Researching Rhetorically Post #3: Advocate


Specifically, for Post #3, you will be discussing a “text” that your social movement or organization uses to advocate its beliefs

For this post, we are thinking about “text” in a broad sense – it does not necessarily have to be a written article (although it could be). For example, depending on whether you chose a social movement or organization, you could look at their protest methods (traffic blocks, die ins, etc), their social media pages, flyers, websites, videos, speeches, etc. 

STEP 1: Investigate how the movement or group you’ve been researching communicates its own message. Find a “text” (loosely conceived) that enters the same conversation as the previous texts you chose.

Importantly, make sure the source you choose represents the organization or movement and is not just ABOUT that movement. (For example, in the table on the assignment sheet, the example demonstrates that you could go to the March for Our Lives Youtube channel, not just any Youtube channel that mentions the March. You want to make sure you are analyzing something that that organization wrote or did.)

STEP 2: Analyze this text or series of texts (or actions), using the Guiding Questions for Analyzing Texts that Advocate.

NOTE: These questions are different than the questions for the Rhetorical Summaries in Posts #1 and #2. Also, please post a link to the source you are discussing.

Guiding Questions for Analyzing Texts that Advocate

  • Analyze the genre, purpose, and audience of the text you’ve chosen.

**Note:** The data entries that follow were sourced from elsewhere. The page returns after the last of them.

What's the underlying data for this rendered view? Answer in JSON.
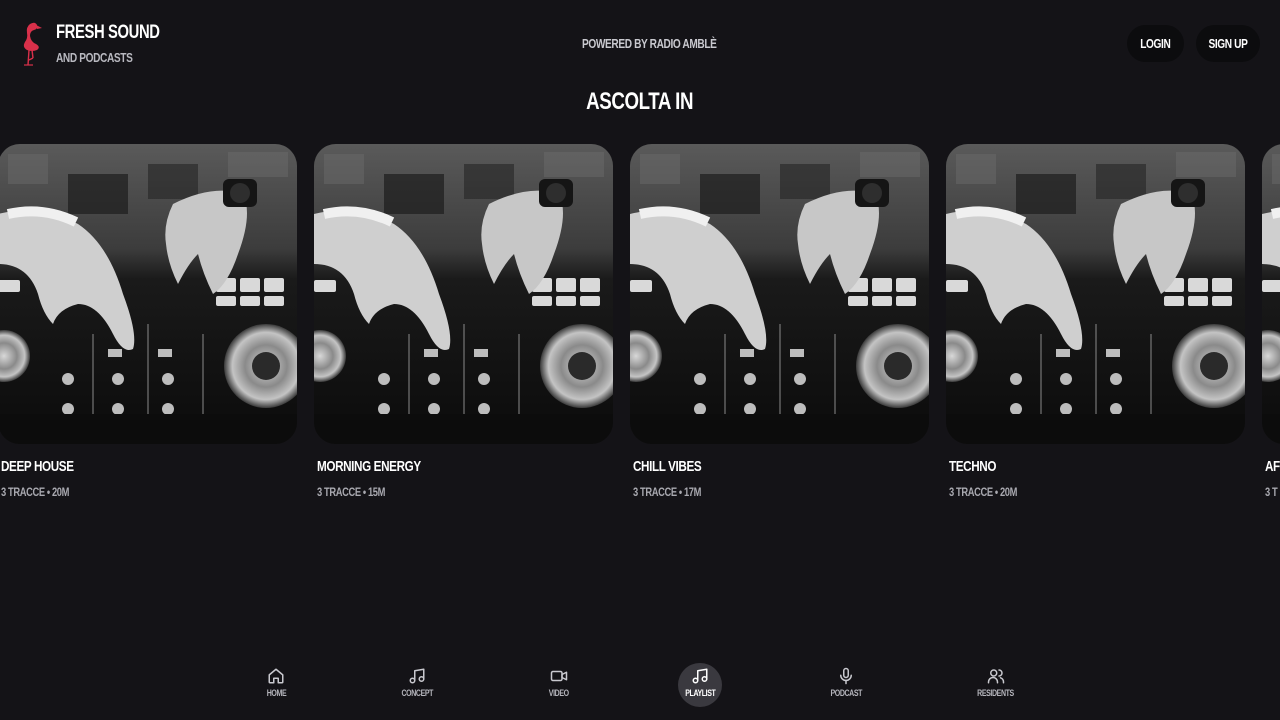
{
  "brand": {
    "title": "FRESH SOUND",
    "subtitle": "AND PODCASTS",
    "accent_color": "#d9304a",
    "logo_icon": "flamingo-icon"
  },
  "header": {
    "powered_by": "POWERED BY RADIO AMBLÈ",
    "login_label": "LOGIN",
    "signup_label": "SIGN UP"
  },
  "section": {
    "title": "ASCOLTA IN"
  },
  "playlists": [
    {
      "title": "DEEP HOUSE",
      "meta": "3 TRACCE • 20M"
    },
    {
      "title": "MORNING ENERGY",
      "meta": "3 TRACCE • 15M"
    },
    {
      "title": "CHILL VIBES",
      "meta": "3 TRACCE • 17M"
    },
    {
      "title": "TECHNO",
      "meta": "3 TRACCE • 20M"
    },
    {
      "title": "AF",
      "meta": "3 T"
    }
  ],
  "nav": {
    "items": [
      {
        "label": "HOME",
        "icon": "home-icon"
      },
      {
        "label": "CONCEPT",
        "icon": "music-note-icon"
      },
      {
        "label": "VIDEO",
        "icon": "video-camera-icon"
      },
      {
        "label": "PLAYLIST",
        "icon": "music-note-icon",
        "active": true
      },
      {
        "label": "PODCAST",
        "icon": "microphone-icon"
      },
      {
        "label": "RESIDENTS",
        "icon": "users-icon"
      }
    ]
  }
}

Where is this text published or made public? Who is the specific intended audience? What is the purpose of this text?
  • Rhetorically analyze the text you’ve chosen: What stylistic choices do they make? What content choices? What choices regarding images, layout, etc? How do such choices relate to their rhetorical purpose/s? How are they trying to affect change, attract participants, etc.?
  • How does the genre of this text change its rhetorical choices–for example, the audience, genre, purpose, or the way the text advocates? How is the text different from other sources you looked at? 
  • How does the message in this text align or not align with the texts about this movement or organization, or with texts about the topic this organization is advocating for? In other words, what are some connections you notice between this text and the ones you analyzed for Posts #1 and #2? What are some contradictions you have noticed? 
  • How does this source use evidence? Is it reliable? Why or why not? What kind of information is given? 
  • How does this source participate in a larger conversation with the other sources you looked at? 
  • What did you learn from this source that you did not know from the previous sources? Did you learn something new about your movement or organization? In what ways does this source build on or contradict the other sources? How does the genre/medium affect the source’s argument?